Bayer AG said in a press release on Thursday that it plans to set aside an additional $4.5 billion to settle claims regarding Roundup, an herbicide produced by its subsidiary Monsanto, which it hopes to use to settle claims if its appeal to the Supreme Court is not heard or decided in their favor. This is in addition to $10 billion the company already set aside to address allegations that the herbicide has caused cancer, specifically non-Hodgkin’s lymphoma, among its users.
The company claimed that it has more control at this point over “important aspects of the risk mitigation process” and outlined for its investors how it hopes to address the rest of the litigation. Specifically, it plans to seek a favorable decision from the U.S. Supreme Court on federal preemption, which it claimed could end the litigation or, if the court declines to hear the matter or rules in favor of the plaintiff, Bayer said it would begin a claims administration program on its own.
Bayer said that it “sees good chances” for it to receive a favorable Supreme Court decision, it plans to file a petition asking the court to review Hardeman vs. Monsanto in August and said it will be selective in settlement discussions until the Supreme Court issues a decision. The company continued to hold that there is no relationship between Roundup and non-Hodgkin’s lymphoma citing that “the large body of science does not support a causal relationship between NHL and glyphosate.”
The press release said, however, that it is prepared if this plan falls through and is setting aside the $4.5 billion in the second quarter of 2021 in case it is forced to resort to the secondary plan. Bayer explained that the claims administration program would have pre-determined compensation values and would address each individual who used Roundup individually over 15 years to address the latency period of non-Hodgkin’s lymphoma.
“We want to provide comfort to our investors that the glyphosate litigation exposure should now be reasonably accounted for and leaves significant upside in the event of a favorable Supreme Court decision on the case. It is important for the company, our owners, and our customers that we move on and put the uncertainty and ambiguity related to the glyphosate litigation behind us. This clarity should also allow informed investors to direct their focus on operational performance, the quality of Bayer’s businesses and its intrinsic value,” Werner Baumann, Bayer’s CEO, said during an investor call.

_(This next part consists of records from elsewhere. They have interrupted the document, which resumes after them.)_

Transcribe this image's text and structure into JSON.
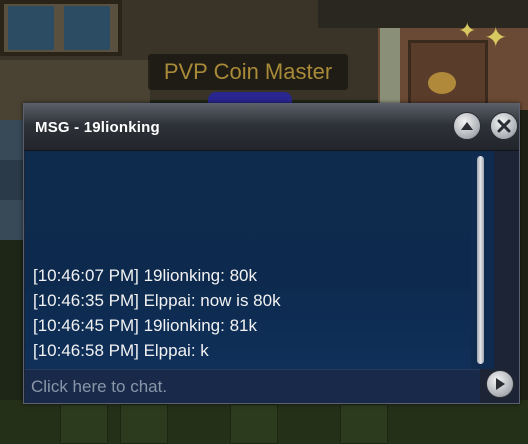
{
  "npc": {
    "name_tag": "PVP Coin Master"
  },
  "chat_window": {
    "title": "MSG - 19lionking",
    "messages": [
      "[10:46:07 PM] 19lionking: 80k",
      "[10:46:35 PM] Elppai: now is 80k",
      "[10:46:45 PM] 19lionking: 81k",
      "[10:46:58 PM] Elppai: k"
    ],
    "input_placeholder": "Click here to chat.",
    "icons": {
      "collapse": "chevron-up-icon",
      "close": "close-icon",
      "send": "play-arrow-icon"
    }
  }
}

Thursday’s press release contained more of Bayer’s plans to conclude the roundup litigation, and to reduce the number of claims including replacing glyphosate-based products in the residential lawn and garden market, and says it hopes the alternative products are approved by the U.S. Environmental Protection Agency in early 2023. “As the vast majority of claims in the litigation come from Lawn & Garden market users, this action largely eliminates the primary source of future claims beyond an assumed latency period,” the release explained.

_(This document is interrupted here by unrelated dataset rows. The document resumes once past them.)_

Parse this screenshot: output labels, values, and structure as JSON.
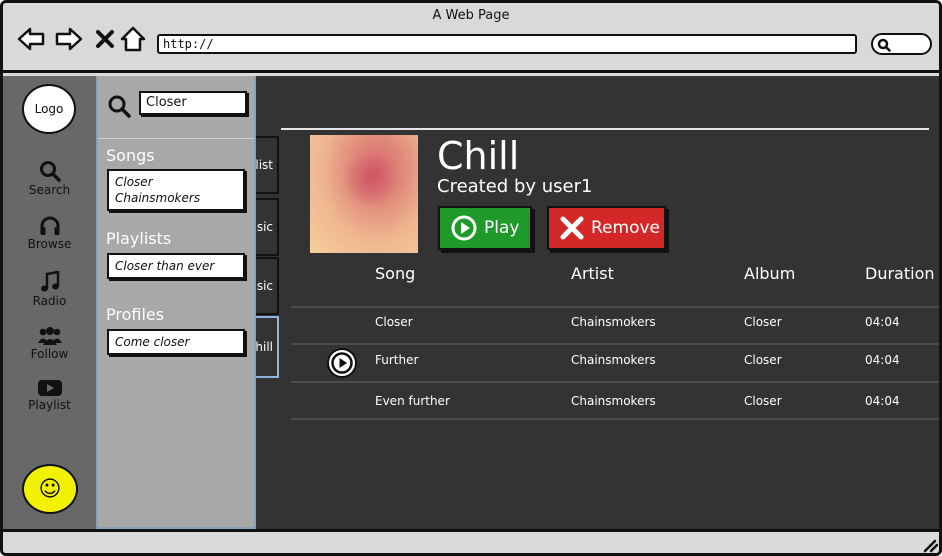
{
  "browser": {
    "window_title": "A Web Page",
    "url": "http://"
  },
  "rail": {
    "logo": "Logo",
    "items": [
      {
        "label": "Search",
        "icon": "search-icon"
      },
      {
        "label": "Browse",
        "icon": "headphones-icon"
      },
      {
        "label": "Radio",
        "icon": "music-note-icon"
      },
      {
        "label": "Follow",
        "icon": "users-icon"
      },
      {
        "label": "Playlist",
        "icon": "youtube-play-icon"
      }
    ],
    "profile_icon": "smiley-icon"
  },
  "search": {
    "query": "Closer",
    "songs_heading": "Songs",
    "song_result_title": "Closer",
    "song_result_artist": "Chainsmokers",
    "playlists_heading": "Playlists",
    "playlist_result": "Closer than ever",
    "profiles_heading": "Profiles",
    "profile_result": "Come closer"
  },
  "tabs_partial": [
    "list",
    "sic",
    "sic",
    "hill"
  ],
  "playlist": {
    "title": "Chill",
    "created_by": "Created by user1",
    "play_label": "Play",
    "remove_label": "Remove"
  },
  "table": {
    "headers": [
      "Song",
      "Artist",
      "Album",
      "Duration"
    ],
    "rows": [
      {
        "song": "Closer",
        "artist": "Chainsmokers",
        "album": "Closer",
        "duration": "04:04"
      },
      {
        "song": "Further",
        "artist": "Chainsmokers",
        "album": "Closer",
        "duration": "04:04"
      },
      {
        "song": "Even further",
        "artist": "Chainsmokers",
        "album": "Closer",
        "duration": "04:04"
      }
    ]
  },
  "colors": {
    "play": "#1f9a2a",
    "remove": "#d42828",
    "app_bg": "#333333",
    "search_panel": "#a8a8a8",
    "smiley": "#f2f200"
  }
}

Bayer’s glyphosate products will still be available to professional agricultural markets, as the company explained when it first announced its intent to take Roundup off of the shelves for home gardeners.